    Below are product details inistalled in my system

    "C5D855EE-F32B-4A1C-97A8-F0A28CE02F9C", "SharePoint Server 2013"

    "9FF54EBC-8C12-47D7-854F-3865D4BE8118", "SharePoint Foundation 2013"

    Thought doing the steps as per your guidance but stopped because of this 🙁


    Navaneetha Krishnan D

  16. Thanks for your response Bella

    Correct me if i am wrong SharePoint Server 2013 and SharePoint Server 2013 Standard CAL are same? because i have only "SharePoint Foundation 2013" and "SharePoint Server 2013"


    Navaneetha Krishnan D

  17. FYI

    Please navigate to regedit.exe — HKEY_LOCAL_MACHINE — SOFTWARE — Microsoft — Shared Tools — Web Server Extensions — 15.0 — InstalledProducts

    This will display the product keys of SharePoint 2013 Installation Types.

    Below link helps to Detect the installed SKU of SharePoint 2013 through code.…/jj659075.aspx


    Navaneetha Krishnan D

  18. andreas says:

    Hi Bella, nice article!

    Is it possible to enable every list or library as a catalog or does the list/library has to be inside a Product Catalog Site Collection.

    Thanks in advance!


  19. Anonymous says:

    In SharePoint Server 2013, recommendations and popular items can be displayed because a feature called

  20. Doug Steckel says:

    Hi Bella,

    Thanks for the great post. We plan to implement a company news intranet using xSP and I want to understand what xSP and catalogs bring to the party that simple search driven content could not.

    So on our authoring SC we build lists to suite our needs. We then crawl and index that data. We then surface that info per our requirements using search query web parts (the what) and format it using display templates ( the how). So far we have not created either a product catalog or a publishing portal nor have we enabled the xSP feature. My question is what to they add? So far I'm seeing that they add the catalog list templates to the sites, somehow (not sure how) provide for anonymous access to the publishing site and build out navigation through managed metadata.

    The reason I'd like to understand the differences is because we have a real set of requirements that we want to implement and I want to be clear on what requirements are met only through xsp vs search and cswp. We'll be living with the results for A very long time so want to get it right.


  21. Doug Steckel says:

    Hi Bella,

    Thanks so much for your reply. I posted the original question before SPC14 and have learned much since, but your comments have further clarified this for me. By “simple search driven content” I wasn't referring to CQWP but rather search driven content using CSWP but without xSP being turned on. I just didn't fully understand what the publishing feature added. From your reply it looks like…

    – Anonymous Access (Typically needed for Internet scenarios)
    – Friendly URL's (FURLS)
    – Other Automation
    — Creates a result source for your catalog,
    — Creates category and catalog item page for you publishing site

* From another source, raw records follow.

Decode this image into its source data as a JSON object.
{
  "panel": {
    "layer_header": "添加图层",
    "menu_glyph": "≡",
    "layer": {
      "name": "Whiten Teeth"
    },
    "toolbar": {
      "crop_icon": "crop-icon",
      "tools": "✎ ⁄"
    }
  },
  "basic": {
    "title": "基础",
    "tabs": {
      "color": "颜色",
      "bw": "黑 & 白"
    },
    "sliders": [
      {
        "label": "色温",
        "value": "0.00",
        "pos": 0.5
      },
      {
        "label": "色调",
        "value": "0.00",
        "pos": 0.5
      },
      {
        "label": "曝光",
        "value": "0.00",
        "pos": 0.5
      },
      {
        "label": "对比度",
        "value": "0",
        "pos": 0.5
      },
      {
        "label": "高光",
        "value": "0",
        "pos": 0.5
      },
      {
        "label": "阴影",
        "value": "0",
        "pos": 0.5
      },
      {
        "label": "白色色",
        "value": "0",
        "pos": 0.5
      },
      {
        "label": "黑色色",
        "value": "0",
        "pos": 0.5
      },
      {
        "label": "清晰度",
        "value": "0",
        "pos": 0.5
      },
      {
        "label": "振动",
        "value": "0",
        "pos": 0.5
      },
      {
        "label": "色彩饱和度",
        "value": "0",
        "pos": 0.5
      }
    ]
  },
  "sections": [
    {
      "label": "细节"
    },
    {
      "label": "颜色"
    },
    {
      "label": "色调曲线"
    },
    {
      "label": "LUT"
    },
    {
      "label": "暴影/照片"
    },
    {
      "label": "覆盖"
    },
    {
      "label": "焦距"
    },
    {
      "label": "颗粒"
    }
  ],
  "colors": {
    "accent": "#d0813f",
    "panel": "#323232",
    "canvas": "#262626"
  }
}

    So we're about to start creating Authoring and Publishing SC's so we'll be learning more. Thanks again for your help! I hope others find this useful.


  22. Allen says:

    Great article! Looking forward to another new series of ariticles.

  23. Anonymous says:

    To build our Contoso website, we'll be using cross-site publishing, a new publishing method that's

  24. Indresh says:

    Hi Bella,

    This blog is a great help for the people who are trying to shift from SP 2010 to SP 2013.
    This blog helped me a lot to configure the cross site publishing feature.

    Thanks You so much. keep on posting.


  25. Jeff Vojtko says:

    Is the functionality to create Publishing Sites part of the Sharepoint 2013 Standard CAL? Or, is that an Enterprise feature?

  26. Ferat says:

    Hi Bella,

    1- Is it possible to use Team Site instead Publishing Portal

    if is it ?

    can we connect Five (5) different Team Site to the Product Catalog?